== Requirement ==
From the entries below, extract every line that includes the word "kind".

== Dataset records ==
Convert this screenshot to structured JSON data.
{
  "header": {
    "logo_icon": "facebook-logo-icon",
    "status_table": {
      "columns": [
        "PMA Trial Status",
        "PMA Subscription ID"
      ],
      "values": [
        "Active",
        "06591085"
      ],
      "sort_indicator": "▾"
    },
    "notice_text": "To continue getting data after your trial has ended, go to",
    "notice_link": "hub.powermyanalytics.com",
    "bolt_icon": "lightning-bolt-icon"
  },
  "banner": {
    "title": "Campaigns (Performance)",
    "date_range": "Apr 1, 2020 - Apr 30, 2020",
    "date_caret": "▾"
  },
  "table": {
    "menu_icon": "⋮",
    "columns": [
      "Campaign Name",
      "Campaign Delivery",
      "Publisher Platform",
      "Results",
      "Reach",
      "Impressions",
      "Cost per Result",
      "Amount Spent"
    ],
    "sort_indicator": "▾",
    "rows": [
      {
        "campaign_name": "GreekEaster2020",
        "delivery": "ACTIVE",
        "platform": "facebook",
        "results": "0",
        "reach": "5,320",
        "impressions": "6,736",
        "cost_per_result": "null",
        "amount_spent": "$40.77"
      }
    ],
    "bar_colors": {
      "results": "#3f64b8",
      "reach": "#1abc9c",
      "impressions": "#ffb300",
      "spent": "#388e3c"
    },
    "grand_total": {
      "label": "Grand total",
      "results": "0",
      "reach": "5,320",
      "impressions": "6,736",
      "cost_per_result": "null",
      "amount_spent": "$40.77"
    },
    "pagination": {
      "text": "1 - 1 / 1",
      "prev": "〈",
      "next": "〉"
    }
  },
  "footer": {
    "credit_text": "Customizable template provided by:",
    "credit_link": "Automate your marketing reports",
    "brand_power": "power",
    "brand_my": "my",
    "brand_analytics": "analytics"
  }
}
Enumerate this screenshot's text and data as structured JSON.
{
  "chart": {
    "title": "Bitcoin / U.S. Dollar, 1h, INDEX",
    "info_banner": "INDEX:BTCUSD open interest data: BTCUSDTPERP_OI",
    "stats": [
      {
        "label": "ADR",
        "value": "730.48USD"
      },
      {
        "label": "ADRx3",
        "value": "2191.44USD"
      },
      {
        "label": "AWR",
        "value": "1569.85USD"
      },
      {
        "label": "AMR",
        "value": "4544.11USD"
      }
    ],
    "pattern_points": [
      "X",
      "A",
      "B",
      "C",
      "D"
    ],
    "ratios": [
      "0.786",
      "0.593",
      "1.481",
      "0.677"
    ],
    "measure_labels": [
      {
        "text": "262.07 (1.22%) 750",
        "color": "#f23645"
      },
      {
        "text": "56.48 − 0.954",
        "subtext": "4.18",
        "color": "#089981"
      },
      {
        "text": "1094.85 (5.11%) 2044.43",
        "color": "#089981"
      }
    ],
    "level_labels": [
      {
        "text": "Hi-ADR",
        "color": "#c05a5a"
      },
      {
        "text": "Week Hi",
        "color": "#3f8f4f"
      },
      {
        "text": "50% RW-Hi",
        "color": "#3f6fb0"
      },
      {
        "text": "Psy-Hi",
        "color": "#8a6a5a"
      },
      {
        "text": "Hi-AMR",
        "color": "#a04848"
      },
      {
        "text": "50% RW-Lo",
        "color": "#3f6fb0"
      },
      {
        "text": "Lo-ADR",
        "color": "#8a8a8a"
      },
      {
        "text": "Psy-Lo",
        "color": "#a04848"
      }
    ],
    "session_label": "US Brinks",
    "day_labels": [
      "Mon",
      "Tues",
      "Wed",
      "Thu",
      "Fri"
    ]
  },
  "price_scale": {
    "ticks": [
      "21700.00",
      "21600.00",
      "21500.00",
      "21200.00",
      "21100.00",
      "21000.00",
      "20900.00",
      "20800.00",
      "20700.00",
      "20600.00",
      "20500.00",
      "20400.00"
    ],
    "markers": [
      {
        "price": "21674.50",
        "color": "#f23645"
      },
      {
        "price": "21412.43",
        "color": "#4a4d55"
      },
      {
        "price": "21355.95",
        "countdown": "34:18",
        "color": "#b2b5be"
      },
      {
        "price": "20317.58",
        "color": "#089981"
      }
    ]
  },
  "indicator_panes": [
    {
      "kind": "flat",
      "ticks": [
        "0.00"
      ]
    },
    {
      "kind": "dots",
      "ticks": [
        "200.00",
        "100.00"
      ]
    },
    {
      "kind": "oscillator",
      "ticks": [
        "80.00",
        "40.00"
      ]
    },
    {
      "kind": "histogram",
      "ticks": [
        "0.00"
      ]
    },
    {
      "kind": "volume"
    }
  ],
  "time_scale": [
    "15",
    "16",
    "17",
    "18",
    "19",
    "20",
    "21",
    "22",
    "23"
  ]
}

== Response ==
      "kind": "flat",
      "kind": "dots",
      "kind": "oscillator",
      "kind": "histogram",
      "kind": "volume"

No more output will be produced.